New Delhi: As the entire nation braces to bear the brunt of the nationwide 'Bharat Bandh', Wednesday may witness what the trade unions have called 'the biggest strike in the country ever'.
Turning a deaf year to the central government's appeal to call off the strike, ten central trade unions have decided to go ahead with 'Bharat Bandh' on September 2, protesting against the reforms in labour laws proposed by the government, which they have described as anti-worker economic policy.
The central trade union refused to call off the strike after recent meetings with central ministers did not end satisfactorily. A 12-point charter of demands has been put forth by the trade union leaders.

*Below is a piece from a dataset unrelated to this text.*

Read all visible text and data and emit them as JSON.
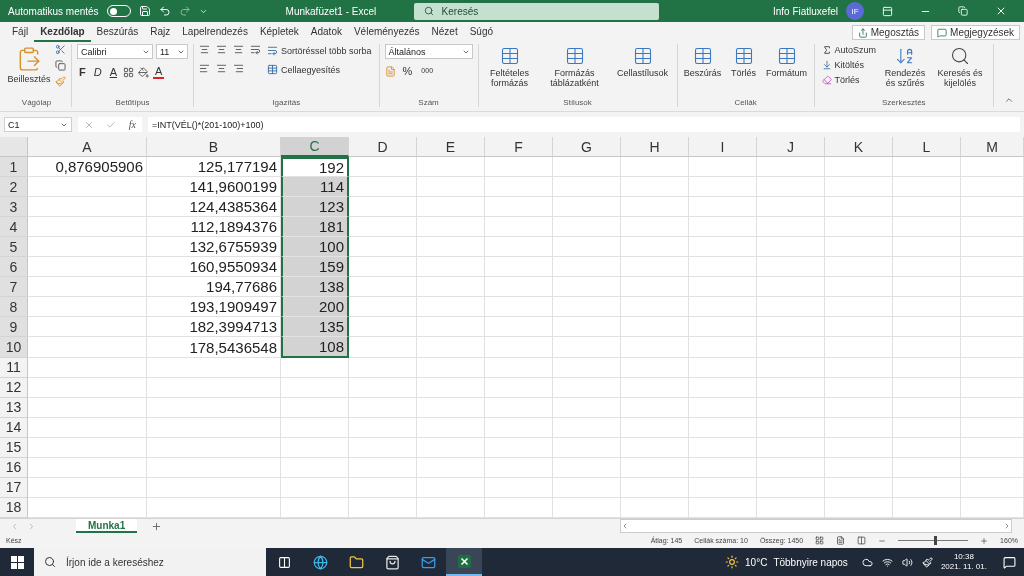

Also Read: Reasons behind Sept 2 Bharat Bandh
Normal life may be hit badly with strike disrupting essential services like banking and public transport, and also supply of power, gas and oil.

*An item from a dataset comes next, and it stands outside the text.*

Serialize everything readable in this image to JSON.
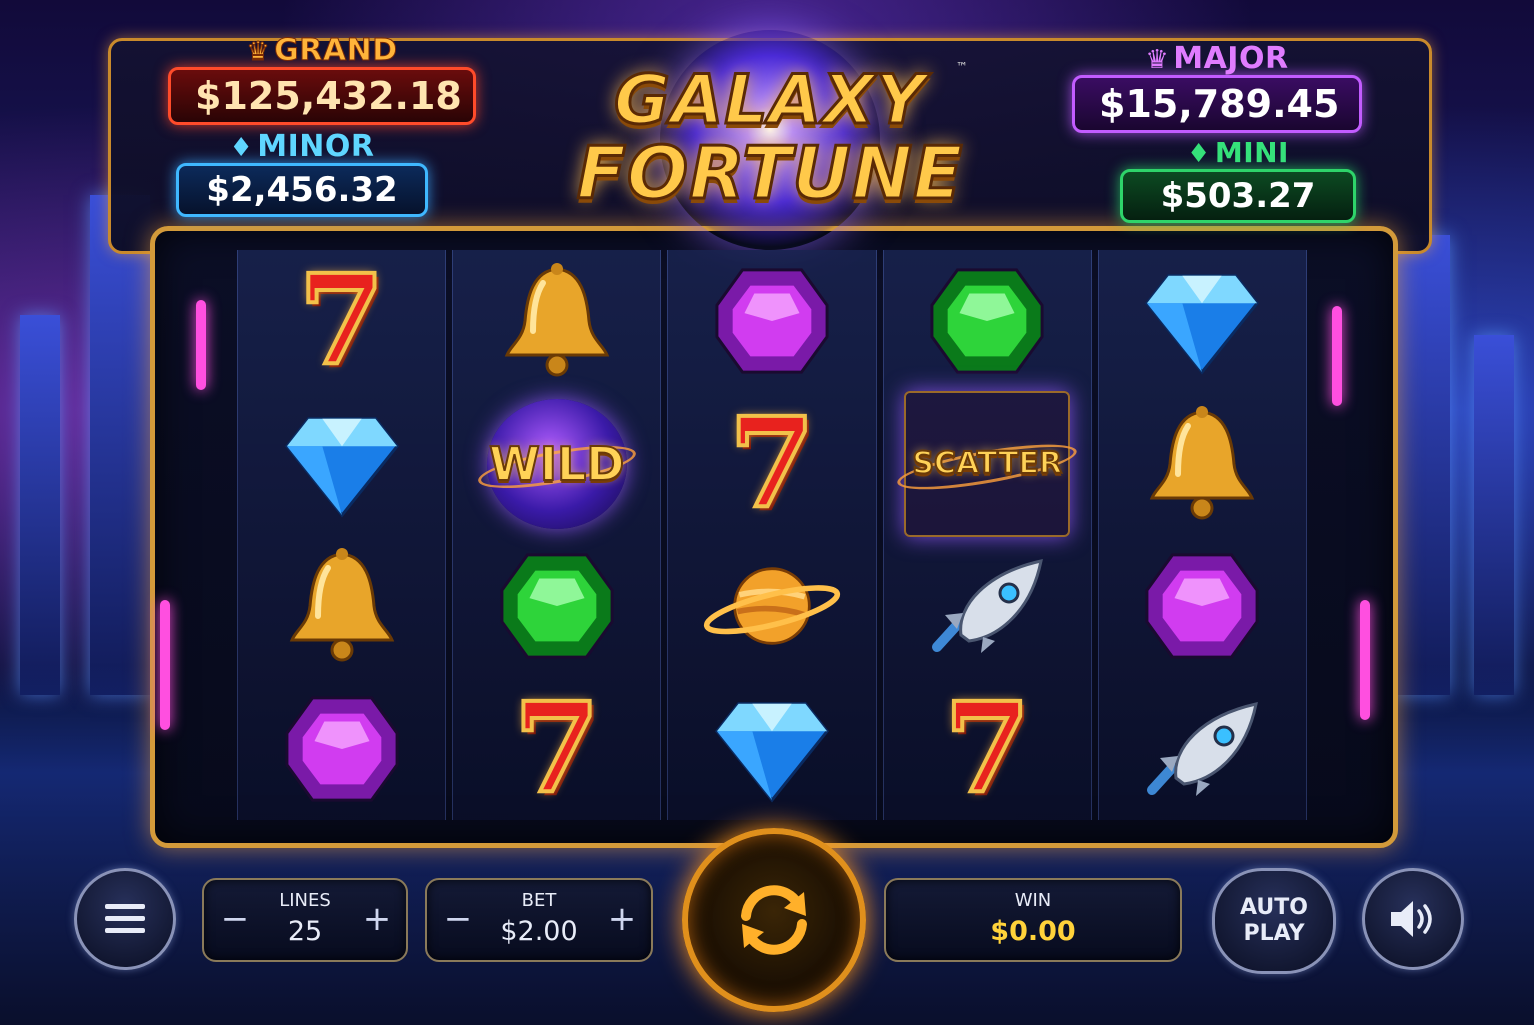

The strike by 11 trade unions was originally planned for July 11 after talks between Union Labour Minister Bandaru Dattatreyat, however it was postponed for September 2.

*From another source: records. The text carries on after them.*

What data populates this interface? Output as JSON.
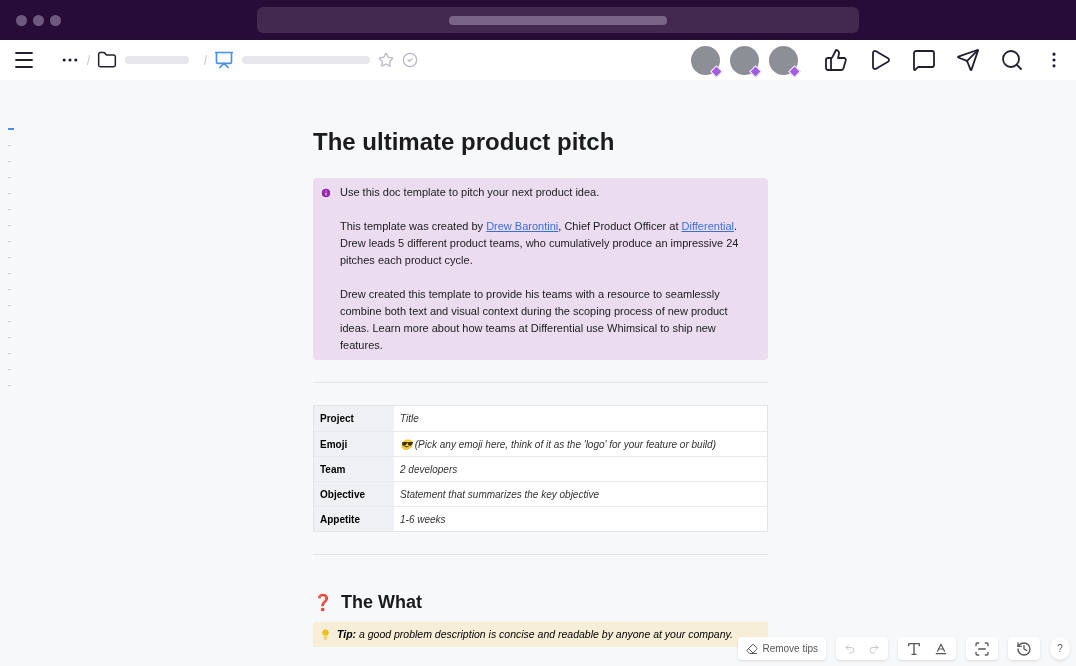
{
  "document": {
    "title": "The ultimate product pitch",
    "callout": {
      "intro": "Use this doc template to pitch your next product idea.",
      "paragraph_1": {
        "before": "This template was created by ",
        "link_1": "Drew Barontini",
        "middle": ", Chief Product Officer at ",
        "link_2": "Differential",
        "after": ". Drew leads 5 different product teams, who cumulatively produce an impressive 24 pitches each product cycle."
      },
      "paragraph_2": "Drew created this template to provide his teams with a resource to seamlessly combine both text and visual context during the scoping process of new product ideas. Learn more about how teams at Differential use Whimsical to ship new features."
    },
    "table": [
      {
        "label": "Project",
        "value": "Title"
      },
      {
        "label": "Emoji",
        "value": "😎 (Pick any emoji here, think of it as the 'logo' for your feature or build)"
      },
      {
        "label": "Team",
        "value": "2 developers"
      },
      {
        "label": "Objective",
        "value": "Statement that summarizes the key objective"
      },
      {
        "label": "Appetite",
        "value": "1-6 weeks"
      }
    ],
    "section_heading": {
      "emoji": "❓",
      "text": "The What"
    },
    "tip": "**Tip:** a good problem description is concise and readable by anyone at your company."
  },
  "bottom_toolbar": {
    "remove_tips": "Remove tips",
    "help": "?"
  }
}
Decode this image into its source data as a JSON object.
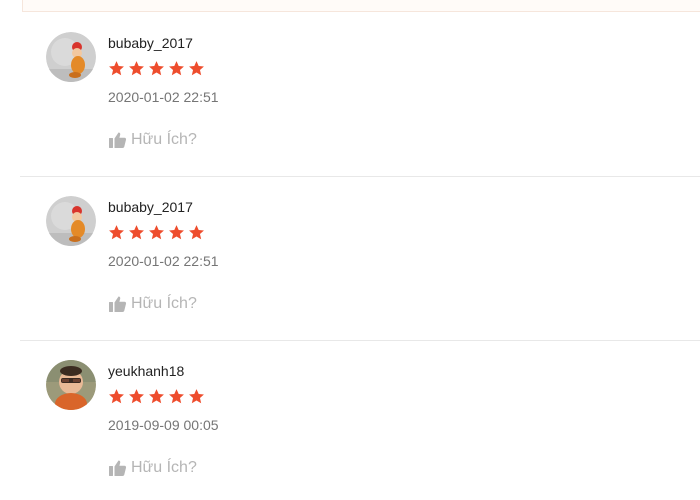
{
  "reviews": [
    {
      "username": "bubaby_2017",
      "rating": 5,
      "timestamp": "2020-01-02 22:51",
      "helpful_label": "Hữu Ích?",
      "avatar": "baby-photo-avatar"
    },
    {
      "username": "bubaby_2017",
      "rating": 5,
      "timestamp": "2020-01-02 22:51",
      "helpful_label": "Hữu Ích?",
      "avatar": "baby-photo-avatar"
    },
    {
      "username": "yeukhanh18",
      "rating": 5,
      "timestamp": "2019-09-09 00:05",
      "helpful_label": "Hữu Ích?",
      "avatar": "child-photo-avatar"
    }
  ],
  "colors": {
    "star": "#ee4d2d",
    "helpful": "#b5b5b5",
    "divider": "#e8e8e8"
  },
  "icons": {
    "rating": "star-icon",
    "helpful": "thumbs-up-icon"
  }
}
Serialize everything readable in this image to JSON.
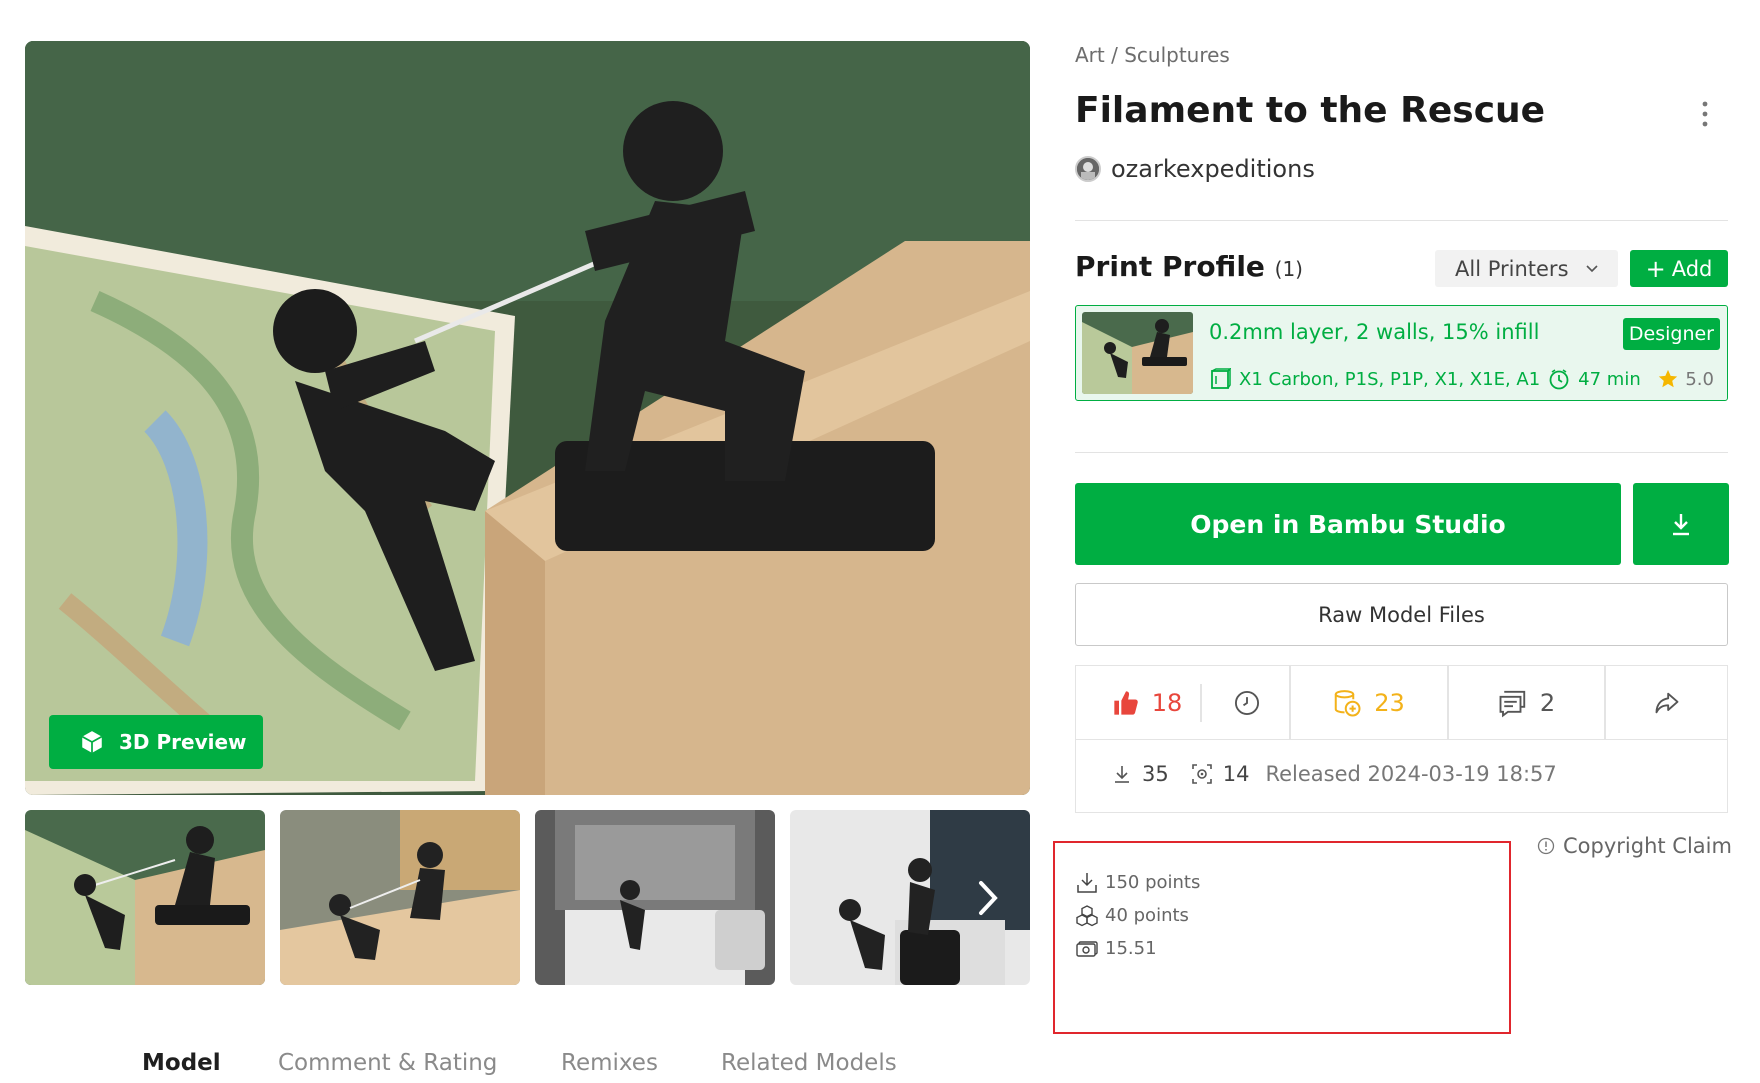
{
  "gallery": {
    "preview_3d_label": "3D Preview",
    "thumbnails": [
      {
        "name": "thumbnail-1"
      },
      {
        "name": "thumbnail-2"
      },
      {
        "name": "thumbnail-3"
      },
      {
        "name": "thumbnail-4"
      }
    ]
  },
  "tabs": [
    "Model",
    "Comment & Rating",
    "Remixes",
    "Related Models"
  ],
  "breadcrumb": "Art / Sculptures",
  "title": "Filament to the Rescue",
  "author": "ozarkexpeditions",
  "print_profile": {
    "heading": "Print Profile",
    "count": "(1)",
    "printer_filter": "All Printers",
    "add_label": "Add",
    "card": {
      "name": "0.2mm layer, 2 walls, 15% infill",
      "badge": "Designer",
      "printers": "X1 Carbon, P1S, P1P, X1, X1E, A1",
      "time": "47 min",
      "rating": "5.0"
    }
  },
  "actions": {
    "open_label": "Open in Bambu Studio",
    "raw_label": "Raw Model Files"
  },
  "stats": {
    "likes": "18",
    "boosts": "23",
    "comments": "2",
    "downloads": "35",
    "prints": "14",
    "released": "Released 2024-03-19 18:57"
  },
  "copyright_label": "Copyright Claim",
  "points": {
    "download_points": "150 points",
    "print_points": "40 points",
    "cash": "15.51"
  },
  "colors": {
    "accent": "#00ae42",
    "like": "#e8463c",
    "boost": "#f3b21a",
    "highlight": "#e0262d"
  }
}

In a last moment and rare act, the BJP-backed Bhartiya Mazdoor and National Front of Trade Union withdrew out of nationwide strike.
However, the remaining 10 union trade, that claim a combined membership of 15 crore workers from both public and private sector, including bank and insurance companies have decided to go with nationwide strike after their proposal was failed by Central ministry.
Ten central trade union participating in the nationwide strike are CITU, INTUC, AITUC, Hind Mazdoor Sabha, AIUTUC, TUCC, SEWA, AICCTU, UTUC and LPF.
Labour Minister Bandaru Dattatreya, however, downplayed the impact that would be caused by the strike.
"I don't think essential services will be affected by the strike. I feel that the impact will not be much. I appeal them to call off strike in the interest of workers and nation," Dattatreya told reporters.